Your task |
Your answer should repeat the entries in full, exactly as given, with no pictures.

Dataset entries |
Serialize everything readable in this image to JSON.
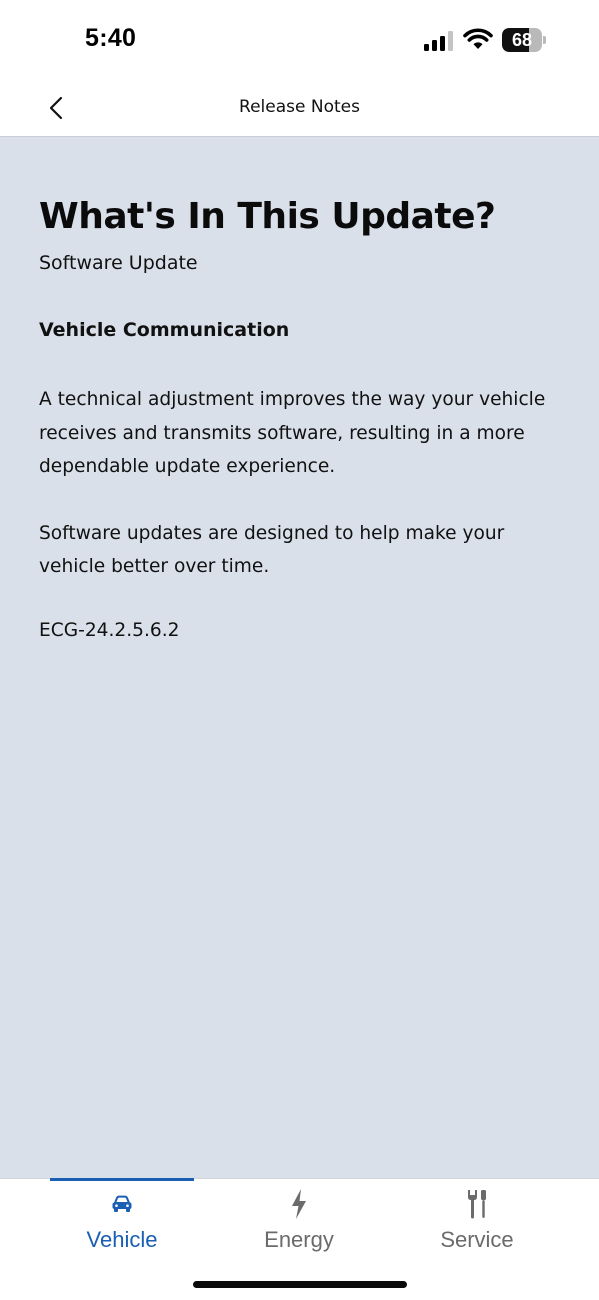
{
  "status_bar": {
    "time": "5:40",
    "battery_level": "68",
    "battery_fraction": 0.68,
    "icons": [
      "signal-icon",
      "wifi-icon",
      "battery-icon"
    ]
  },
  "header": {
    "back_icon": "chevron-left-icon",
    "title": "Release Notes"
  },
  "content": {
    "title": "What's In This Update?",
    "subtitle": "Software Update",
    "section_heading": "Vehicle Communication",
    "paragraphs": [
      "A technical adjustment improves the way your vehicle receives and transmits software, resulting in a more dependable update experience.",
      "Software updates are designed to help make your vehicle better over time."
    ],
    "version": "ECG-24.2.5.6.2"
  },
  "tab_bar": {
    "tabs": [
      {
        "label": "Vehicle",
        "icon": "car-icon",
        "active": true
      },
      {
        "label": "Energy",
        "icon": "lightning-bolt-icon",
        "active": false
      },
      {
        "label": "Service",
        "icon": "wrench-screwdriver-icon",
        "active": false
      }
    ]
  },
  "colors": {
    "accent": "#1b5fb3",
    "content_background": "#d9e0ea",
    "inactive_tab": "#6b6b6b"
  }
}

Solution |
Serialize everything readable in this image to JSON.
{
  "status_bar": {
    "time": "5:40",
    "battery_level": "68",
    "battery_fraction": 0.68,
    "icons": [
      "signal-icon",
      "wifi-icon",
      "battery-icon"
    ]
  },
  "header": {
    "back_icon": "chevron-left-icon",
    "title": "Release Notes"
  },
  "content": {
    "title": "What's In This Update?",
    "subtitle": "Software Update",
    "section_heading": "Vehicle Communication",
    "paragraphs": [
      "A technical adjustment improves the way your vehicle receives and transmits software, resulting in a more dependable update experience.",
      "Software updates are designed to help make your vehicle better over time."
    ],
    "version": "ECG-24.2.5.6.2"
  },
  "tab_bar": {
    "tabs": [
      {
        "label": "Vehicle",
        "icon": "car-icon",
        "active": true
      },
      {
        "label": "Energy",
        "icon": "lightning-bolt-icon",
        "active": false
      },
      {
        "label": "Service",
        "icon": "wrench-screwdriver-icon",
        "active": false
      }
    ]
  },
  "colors": {
    "accent": "#1b5fb3",
    "content_background": "#d9e0ea",
    "inactive_tab": "#6b6b6b"
  }
}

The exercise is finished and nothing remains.